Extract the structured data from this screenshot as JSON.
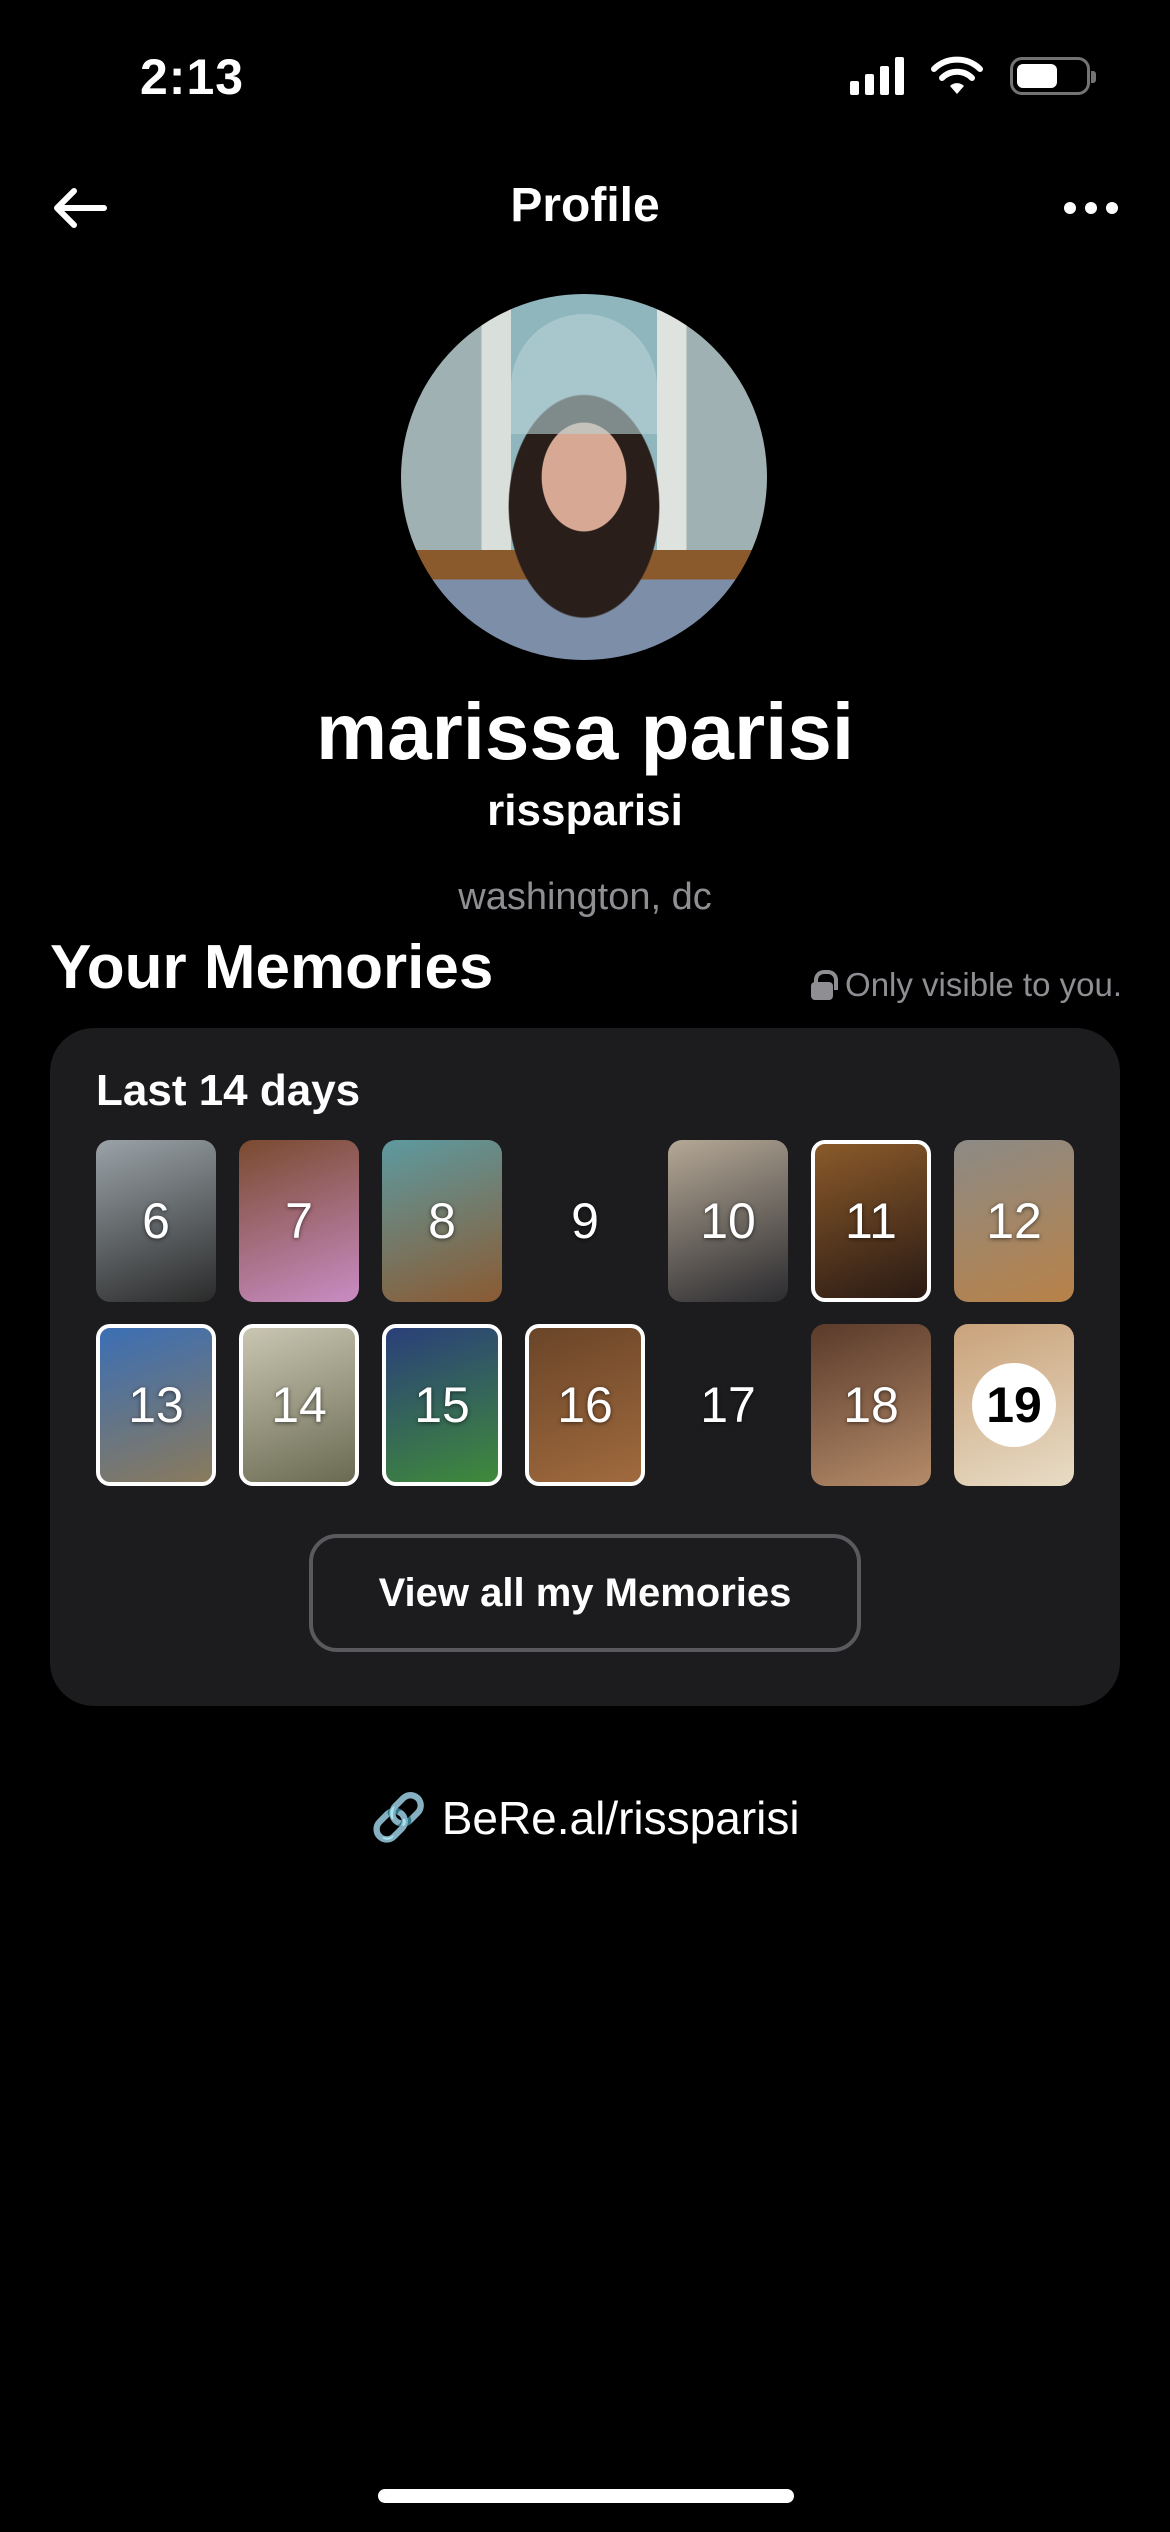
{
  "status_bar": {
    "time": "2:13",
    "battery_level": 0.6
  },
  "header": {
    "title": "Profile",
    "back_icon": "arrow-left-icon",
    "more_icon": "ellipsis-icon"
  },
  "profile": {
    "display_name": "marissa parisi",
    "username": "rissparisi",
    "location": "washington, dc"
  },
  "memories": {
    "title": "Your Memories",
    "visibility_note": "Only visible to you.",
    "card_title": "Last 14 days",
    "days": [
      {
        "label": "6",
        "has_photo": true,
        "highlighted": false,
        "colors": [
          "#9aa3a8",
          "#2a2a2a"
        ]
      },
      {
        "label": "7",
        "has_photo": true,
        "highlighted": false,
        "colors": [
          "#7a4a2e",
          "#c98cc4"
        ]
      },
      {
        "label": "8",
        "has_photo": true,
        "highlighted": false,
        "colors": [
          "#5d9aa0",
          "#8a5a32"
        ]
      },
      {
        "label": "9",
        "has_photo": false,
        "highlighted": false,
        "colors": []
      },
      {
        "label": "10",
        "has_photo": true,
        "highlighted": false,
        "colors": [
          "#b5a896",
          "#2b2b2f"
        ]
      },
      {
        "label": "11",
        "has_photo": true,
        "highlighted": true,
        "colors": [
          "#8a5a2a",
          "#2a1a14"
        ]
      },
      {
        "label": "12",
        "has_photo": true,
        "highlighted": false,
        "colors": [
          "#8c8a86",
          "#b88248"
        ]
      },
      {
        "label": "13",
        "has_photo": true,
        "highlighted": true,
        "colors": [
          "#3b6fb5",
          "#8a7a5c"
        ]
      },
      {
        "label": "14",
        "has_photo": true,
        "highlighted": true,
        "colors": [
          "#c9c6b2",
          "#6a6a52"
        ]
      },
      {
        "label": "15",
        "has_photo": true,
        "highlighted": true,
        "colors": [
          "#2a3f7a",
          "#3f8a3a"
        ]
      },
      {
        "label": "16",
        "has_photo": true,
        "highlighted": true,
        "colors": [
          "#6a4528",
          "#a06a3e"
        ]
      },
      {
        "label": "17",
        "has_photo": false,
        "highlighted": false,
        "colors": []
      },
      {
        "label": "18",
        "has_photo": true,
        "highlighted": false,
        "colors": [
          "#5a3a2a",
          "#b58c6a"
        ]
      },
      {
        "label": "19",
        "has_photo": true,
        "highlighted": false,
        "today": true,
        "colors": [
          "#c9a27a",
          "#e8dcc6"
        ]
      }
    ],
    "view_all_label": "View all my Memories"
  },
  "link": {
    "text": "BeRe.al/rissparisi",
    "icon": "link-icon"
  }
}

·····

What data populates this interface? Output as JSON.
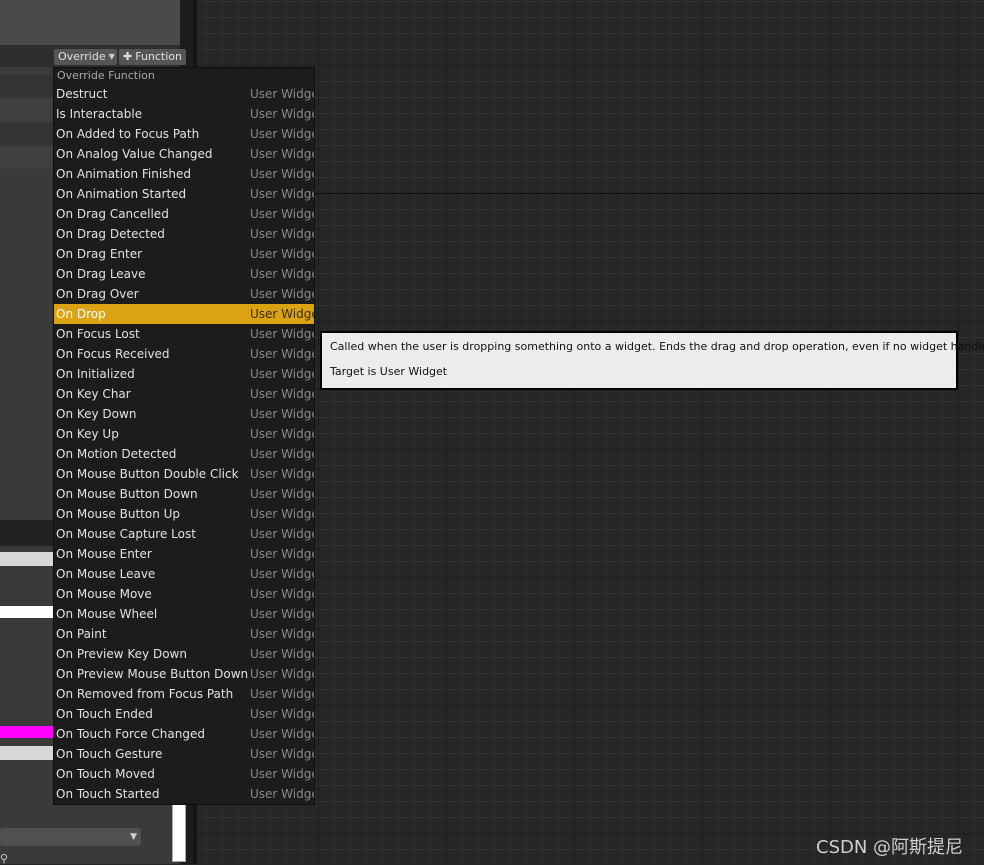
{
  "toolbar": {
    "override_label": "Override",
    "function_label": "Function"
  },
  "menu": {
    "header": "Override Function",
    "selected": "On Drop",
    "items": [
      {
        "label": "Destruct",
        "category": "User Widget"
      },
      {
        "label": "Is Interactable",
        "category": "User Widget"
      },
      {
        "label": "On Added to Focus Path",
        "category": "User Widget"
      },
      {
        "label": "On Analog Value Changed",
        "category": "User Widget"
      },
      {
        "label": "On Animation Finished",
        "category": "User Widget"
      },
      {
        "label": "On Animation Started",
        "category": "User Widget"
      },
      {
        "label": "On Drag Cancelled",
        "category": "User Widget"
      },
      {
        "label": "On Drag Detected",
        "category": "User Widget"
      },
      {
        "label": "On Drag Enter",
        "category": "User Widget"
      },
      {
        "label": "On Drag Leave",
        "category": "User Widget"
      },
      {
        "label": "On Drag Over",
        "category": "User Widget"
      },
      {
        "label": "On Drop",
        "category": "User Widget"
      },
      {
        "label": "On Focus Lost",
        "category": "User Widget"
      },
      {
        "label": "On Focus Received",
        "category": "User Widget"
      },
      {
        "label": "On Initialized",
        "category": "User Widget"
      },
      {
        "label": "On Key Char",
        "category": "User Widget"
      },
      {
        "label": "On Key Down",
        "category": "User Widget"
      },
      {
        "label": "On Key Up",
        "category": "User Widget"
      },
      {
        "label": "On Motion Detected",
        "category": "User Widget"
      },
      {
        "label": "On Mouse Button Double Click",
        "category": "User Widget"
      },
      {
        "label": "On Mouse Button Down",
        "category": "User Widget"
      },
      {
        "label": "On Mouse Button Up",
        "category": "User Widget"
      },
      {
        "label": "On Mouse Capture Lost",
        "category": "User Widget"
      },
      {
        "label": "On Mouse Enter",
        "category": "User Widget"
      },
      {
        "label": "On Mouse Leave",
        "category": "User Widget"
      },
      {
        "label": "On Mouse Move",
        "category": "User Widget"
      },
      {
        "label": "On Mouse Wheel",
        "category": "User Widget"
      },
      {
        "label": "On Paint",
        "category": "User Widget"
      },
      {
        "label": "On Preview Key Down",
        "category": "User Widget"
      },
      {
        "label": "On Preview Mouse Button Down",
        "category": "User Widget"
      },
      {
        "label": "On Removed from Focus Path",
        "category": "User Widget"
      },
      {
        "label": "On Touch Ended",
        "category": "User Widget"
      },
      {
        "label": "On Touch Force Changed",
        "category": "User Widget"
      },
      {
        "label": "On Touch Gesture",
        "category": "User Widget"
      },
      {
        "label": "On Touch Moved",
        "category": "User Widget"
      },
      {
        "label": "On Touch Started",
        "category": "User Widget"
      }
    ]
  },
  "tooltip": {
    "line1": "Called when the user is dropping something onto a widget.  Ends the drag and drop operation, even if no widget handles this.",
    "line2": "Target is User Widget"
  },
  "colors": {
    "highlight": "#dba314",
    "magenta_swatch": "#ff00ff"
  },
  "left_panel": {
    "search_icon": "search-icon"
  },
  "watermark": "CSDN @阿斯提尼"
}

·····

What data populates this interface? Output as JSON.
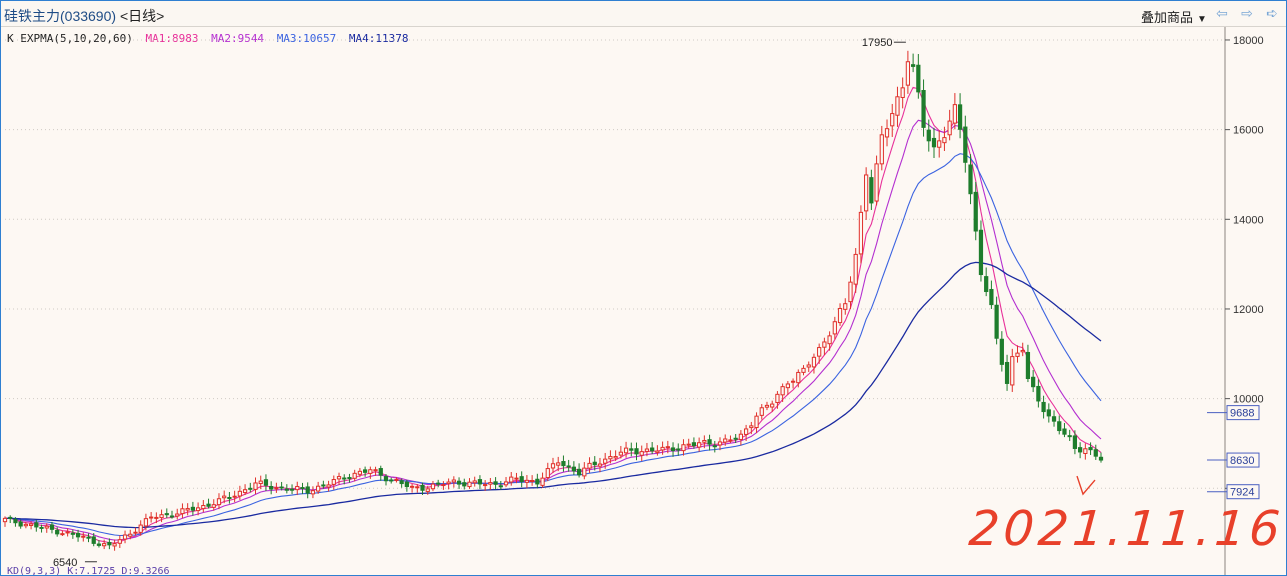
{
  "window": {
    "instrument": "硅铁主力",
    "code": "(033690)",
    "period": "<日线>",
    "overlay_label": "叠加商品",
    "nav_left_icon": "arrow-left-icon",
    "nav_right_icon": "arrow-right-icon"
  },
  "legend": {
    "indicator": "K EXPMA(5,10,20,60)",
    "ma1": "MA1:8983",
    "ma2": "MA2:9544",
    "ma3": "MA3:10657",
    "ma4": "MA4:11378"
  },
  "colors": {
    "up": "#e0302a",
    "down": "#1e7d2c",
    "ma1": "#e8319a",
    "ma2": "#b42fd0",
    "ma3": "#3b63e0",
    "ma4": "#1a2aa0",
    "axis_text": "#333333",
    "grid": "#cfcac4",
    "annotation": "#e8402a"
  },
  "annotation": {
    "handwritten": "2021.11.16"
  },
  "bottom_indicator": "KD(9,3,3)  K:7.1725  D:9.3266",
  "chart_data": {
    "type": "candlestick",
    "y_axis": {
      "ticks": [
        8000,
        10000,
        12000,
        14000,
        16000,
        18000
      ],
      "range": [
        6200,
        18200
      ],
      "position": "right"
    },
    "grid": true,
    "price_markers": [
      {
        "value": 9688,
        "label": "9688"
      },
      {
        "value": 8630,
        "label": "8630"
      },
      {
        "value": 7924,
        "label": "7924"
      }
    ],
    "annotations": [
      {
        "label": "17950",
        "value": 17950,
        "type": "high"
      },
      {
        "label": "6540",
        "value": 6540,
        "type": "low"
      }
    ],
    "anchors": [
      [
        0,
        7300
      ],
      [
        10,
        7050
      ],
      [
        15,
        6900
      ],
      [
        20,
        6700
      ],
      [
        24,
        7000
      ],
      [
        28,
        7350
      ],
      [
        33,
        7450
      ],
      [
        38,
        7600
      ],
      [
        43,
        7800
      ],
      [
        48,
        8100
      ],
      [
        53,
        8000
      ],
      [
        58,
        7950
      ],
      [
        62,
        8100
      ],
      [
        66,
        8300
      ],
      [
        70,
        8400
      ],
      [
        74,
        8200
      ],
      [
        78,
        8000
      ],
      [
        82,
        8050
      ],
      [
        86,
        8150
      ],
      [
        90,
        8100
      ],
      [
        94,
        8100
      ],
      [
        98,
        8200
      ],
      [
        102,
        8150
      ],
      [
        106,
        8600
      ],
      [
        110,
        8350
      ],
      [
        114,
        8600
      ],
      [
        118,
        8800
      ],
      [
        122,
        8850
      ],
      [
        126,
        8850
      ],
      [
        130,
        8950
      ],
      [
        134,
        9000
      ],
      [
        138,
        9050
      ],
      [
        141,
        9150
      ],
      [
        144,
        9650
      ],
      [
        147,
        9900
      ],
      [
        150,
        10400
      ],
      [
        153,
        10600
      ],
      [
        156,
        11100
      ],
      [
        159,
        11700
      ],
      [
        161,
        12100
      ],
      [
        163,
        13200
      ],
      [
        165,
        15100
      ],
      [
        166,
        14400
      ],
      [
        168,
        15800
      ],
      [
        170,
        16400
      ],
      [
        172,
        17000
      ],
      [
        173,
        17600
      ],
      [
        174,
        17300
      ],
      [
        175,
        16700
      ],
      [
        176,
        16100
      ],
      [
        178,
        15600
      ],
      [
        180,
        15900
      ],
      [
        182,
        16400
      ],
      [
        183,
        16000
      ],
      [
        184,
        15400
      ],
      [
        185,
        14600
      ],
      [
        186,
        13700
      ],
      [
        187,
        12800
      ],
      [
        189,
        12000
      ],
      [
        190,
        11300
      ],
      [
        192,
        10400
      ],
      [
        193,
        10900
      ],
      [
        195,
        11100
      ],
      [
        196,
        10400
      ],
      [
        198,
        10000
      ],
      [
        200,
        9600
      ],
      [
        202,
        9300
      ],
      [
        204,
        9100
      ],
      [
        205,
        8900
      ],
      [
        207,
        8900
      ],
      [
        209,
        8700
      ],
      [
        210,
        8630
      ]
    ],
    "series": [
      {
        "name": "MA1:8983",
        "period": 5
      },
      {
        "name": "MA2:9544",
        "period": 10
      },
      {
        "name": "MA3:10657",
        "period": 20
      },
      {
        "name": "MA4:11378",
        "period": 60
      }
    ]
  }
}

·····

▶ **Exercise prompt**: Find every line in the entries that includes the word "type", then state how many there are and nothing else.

▶ **Your response**: 3